Each line of the data that includes the string "this" is to be copied out.

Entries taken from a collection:
▼▼▼
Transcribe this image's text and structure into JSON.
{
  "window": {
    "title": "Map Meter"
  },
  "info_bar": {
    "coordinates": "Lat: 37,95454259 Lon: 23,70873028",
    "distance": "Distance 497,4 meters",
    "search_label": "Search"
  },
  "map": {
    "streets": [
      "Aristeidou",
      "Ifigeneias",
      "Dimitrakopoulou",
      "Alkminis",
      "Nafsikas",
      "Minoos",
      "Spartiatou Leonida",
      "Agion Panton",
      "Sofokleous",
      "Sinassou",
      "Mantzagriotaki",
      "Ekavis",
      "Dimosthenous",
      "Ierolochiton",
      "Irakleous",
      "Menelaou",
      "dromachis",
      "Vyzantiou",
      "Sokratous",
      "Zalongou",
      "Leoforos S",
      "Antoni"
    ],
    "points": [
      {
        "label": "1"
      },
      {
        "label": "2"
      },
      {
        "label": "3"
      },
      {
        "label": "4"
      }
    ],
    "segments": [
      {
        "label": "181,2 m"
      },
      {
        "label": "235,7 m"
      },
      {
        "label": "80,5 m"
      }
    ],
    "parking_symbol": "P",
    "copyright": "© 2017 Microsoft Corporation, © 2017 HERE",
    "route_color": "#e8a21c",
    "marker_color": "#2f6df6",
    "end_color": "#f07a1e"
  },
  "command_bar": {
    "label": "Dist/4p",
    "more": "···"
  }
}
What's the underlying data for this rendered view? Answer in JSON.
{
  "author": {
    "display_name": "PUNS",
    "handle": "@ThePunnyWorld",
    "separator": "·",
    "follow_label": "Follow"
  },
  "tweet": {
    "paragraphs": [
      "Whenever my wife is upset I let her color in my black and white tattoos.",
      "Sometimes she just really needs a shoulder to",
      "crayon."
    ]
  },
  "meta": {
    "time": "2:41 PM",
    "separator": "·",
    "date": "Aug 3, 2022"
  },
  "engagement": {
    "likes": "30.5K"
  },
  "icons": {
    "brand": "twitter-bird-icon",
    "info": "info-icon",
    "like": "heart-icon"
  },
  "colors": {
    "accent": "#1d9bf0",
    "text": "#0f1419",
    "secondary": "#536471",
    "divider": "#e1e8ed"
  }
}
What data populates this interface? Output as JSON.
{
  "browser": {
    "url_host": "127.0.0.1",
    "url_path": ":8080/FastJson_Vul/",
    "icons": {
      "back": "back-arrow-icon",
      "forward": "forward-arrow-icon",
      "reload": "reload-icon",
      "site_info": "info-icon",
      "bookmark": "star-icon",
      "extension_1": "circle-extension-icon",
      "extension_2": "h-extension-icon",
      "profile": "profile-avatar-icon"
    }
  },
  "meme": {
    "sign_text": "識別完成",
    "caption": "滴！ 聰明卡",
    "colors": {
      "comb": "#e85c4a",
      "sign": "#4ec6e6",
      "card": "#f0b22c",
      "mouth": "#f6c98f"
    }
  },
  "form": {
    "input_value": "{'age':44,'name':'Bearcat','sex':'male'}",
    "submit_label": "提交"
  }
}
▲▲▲
§ Your response:
Transcribe this image's text and structure into JSON.
What's the underlying data for this rendered view? Answer in JSON.
What data populates this interface? Output as JSON.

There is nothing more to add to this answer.